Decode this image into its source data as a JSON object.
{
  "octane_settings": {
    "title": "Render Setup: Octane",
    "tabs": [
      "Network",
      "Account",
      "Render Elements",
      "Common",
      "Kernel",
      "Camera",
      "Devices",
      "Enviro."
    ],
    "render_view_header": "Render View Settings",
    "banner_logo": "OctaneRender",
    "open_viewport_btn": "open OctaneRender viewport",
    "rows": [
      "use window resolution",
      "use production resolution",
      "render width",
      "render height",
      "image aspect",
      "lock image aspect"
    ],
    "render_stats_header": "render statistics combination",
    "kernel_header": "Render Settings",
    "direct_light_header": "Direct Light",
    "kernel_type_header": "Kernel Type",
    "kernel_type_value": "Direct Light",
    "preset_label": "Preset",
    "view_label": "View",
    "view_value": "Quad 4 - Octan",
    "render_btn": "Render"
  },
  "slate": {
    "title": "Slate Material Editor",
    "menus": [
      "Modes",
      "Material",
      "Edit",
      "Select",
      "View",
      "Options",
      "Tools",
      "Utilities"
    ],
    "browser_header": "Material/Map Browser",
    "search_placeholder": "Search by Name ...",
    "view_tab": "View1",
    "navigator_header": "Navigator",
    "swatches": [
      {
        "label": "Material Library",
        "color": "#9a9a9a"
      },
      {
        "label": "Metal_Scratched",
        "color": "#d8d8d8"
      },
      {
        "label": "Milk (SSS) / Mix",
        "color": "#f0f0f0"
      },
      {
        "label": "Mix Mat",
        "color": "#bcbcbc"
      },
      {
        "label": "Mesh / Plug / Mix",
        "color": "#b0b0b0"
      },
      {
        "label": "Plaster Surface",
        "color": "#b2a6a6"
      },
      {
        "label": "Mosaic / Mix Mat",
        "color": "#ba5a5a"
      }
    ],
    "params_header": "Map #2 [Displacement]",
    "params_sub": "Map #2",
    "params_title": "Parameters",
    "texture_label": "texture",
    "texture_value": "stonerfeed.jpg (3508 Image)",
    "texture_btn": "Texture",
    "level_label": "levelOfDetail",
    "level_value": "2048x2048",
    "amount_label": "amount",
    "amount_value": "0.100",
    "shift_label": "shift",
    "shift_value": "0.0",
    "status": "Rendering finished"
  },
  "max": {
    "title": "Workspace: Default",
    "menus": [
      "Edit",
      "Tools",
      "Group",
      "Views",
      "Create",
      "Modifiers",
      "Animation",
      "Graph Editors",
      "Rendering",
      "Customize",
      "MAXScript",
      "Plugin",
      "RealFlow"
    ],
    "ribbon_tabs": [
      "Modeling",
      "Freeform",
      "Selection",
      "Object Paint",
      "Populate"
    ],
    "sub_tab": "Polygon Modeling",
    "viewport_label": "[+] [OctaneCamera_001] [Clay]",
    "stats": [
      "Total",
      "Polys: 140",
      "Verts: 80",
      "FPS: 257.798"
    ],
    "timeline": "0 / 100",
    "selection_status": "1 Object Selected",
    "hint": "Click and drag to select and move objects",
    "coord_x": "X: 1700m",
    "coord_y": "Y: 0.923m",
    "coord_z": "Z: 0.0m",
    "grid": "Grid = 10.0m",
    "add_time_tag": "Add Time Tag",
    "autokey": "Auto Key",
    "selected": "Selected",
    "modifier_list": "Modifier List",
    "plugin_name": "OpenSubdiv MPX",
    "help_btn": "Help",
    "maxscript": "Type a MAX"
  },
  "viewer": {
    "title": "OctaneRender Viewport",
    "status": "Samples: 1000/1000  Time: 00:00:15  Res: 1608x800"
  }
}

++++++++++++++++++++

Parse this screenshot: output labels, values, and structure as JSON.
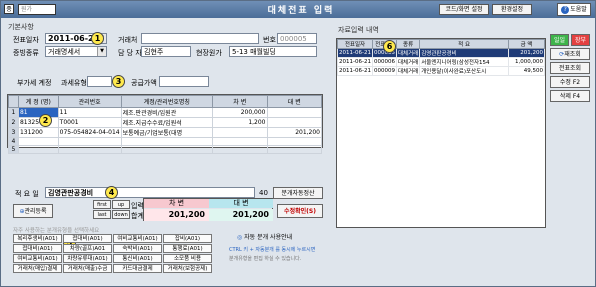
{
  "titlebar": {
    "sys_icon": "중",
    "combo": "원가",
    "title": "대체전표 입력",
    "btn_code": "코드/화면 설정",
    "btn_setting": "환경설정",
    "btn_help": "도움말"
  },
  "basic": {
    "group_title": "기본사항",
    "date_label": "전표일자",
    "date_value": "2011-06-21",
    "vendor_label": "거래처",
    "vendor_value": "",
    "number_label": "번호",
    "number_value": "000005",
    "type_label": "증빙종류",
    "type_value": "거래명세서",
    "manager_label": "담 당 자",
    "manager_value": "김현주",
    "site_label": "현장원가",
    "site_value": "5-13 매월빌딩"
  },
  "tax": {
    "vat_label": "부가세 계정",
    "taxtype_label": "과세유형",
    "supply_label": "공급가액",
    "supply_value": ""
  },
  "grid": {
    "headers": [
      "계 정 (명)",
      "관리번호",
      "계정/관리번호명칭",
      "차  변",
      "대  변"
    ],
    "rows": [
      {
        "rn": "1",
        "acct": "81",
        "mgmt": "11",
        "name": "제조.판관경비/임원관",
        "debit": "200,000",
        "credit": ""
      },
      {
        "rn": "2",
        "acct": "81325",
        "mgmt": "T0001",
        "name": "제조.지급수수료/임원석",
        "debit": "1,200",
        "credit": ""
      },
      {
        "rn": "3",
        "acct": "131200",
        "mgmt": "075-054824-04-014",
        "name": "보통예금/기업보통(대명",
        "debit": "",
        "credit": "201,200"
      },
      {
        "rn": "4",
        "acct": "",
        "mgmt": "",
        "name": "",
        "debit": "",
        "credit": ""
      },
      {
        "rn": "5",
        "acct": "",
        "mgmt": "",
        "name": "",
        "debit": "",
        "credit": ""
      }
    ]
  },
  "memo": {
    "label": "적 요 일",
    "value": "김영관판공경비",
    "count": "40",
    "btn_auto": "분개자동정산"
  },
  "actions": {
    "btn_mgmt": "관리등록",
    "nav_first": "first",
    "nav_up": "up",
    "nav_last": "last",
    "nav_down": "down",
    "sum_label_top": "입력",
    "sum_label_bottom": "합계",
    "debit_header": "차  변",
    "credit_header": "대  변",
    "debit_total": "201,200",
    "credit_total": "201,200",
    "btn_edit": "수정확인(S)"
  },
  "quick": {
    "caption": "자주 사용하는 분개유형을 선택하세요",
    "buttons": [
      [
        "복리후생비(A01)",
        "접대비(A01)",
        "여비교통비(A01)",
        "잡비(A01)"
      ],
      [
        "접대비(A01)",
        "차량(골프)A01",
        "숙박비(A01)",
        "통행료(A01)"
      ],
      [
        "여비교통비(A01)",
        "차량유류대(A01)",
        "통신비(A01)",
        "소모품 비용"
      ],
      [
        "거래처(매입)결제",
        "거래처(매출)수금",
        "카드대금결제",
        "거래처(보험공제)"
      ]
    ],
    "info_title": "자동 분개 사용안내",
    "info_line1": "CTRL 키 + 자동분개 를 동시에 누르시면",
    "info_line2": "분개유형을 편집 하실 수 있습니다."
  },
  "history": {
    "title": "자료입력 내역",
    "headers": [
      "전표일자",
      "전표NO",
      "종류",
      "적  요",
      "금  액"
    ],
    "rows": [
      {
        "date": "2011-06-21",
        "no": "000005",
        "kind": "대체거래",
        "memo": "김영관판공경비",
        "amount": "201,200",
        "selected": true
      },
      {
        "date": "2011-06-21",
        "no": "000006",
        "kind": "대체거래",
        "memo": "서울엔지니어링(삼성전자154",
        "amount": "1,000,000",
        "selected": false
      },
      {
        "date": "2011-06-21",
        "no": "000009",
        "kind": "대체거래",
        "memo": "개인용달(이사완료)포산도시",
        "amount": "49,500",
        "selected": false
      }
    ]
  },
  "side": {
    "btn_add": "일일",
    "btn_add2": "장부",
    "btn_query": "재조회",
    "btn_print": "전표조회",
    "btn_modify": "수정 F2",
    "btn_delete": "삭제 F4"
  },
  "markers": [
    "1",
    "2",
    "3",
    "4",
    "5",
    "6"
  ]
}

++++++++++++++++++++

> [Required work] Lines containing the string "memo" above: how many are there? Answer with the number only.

> [Exercise result] 4